» What you have to do
Work through the data below and state how many lines contain "image", giving that number alone.

» Data supplied
------------------------------------------------

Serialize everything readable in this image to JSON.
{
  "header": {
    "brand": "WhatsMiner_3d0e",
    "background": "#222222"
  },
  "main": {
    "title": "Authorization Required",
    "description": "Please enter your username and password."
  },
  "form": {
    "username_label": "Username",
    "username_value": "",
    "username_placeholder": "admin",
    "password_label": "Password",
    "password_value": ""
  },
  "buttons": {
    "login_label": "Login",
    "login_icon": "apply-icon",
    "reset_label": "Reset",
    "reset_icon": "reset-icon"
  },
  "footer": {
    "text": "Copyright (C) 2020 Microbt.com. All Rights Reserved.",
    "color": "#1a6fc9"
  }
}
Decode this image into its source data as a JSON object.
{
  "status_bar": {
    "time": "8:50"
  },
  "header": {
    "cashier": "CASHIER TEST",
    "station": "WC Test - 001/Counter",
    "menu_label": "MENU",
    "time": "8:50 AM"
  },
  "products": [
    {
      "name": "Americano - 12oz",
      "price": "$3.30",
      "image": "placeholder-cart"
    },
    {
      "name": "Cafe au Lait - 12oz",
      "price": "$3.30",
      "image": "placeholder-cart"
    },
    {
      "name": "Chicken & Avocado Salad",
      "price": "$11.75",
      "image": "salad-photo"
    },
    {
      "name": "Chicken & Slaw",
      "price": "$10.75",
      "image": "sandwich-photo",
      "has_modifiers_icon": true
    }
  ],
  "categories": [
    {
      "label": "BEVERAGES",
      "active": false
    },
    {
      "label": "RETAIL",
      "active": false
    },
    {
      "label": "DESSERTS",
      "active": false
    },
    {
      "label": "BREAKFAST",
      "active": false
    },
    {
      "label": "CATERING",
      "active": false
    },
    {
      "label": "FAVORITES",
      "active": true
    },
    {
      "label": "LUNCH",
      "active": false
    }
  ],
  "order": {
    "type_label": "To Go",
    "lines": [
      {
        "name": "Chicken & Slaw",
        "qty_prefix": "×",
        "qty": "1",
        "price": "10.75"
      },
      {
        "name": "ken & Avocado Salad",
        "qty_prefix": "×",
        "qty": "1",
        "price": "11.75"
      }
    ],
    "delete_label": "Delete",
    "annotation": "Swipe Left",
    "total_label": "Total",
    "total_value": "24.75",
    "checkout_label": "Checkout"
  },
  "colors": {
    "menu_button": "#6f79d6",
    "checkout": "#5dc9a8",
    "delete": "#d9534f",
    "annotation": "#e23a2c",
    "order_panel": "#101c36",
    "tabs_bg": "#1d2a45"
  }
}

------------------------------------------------

» Result
6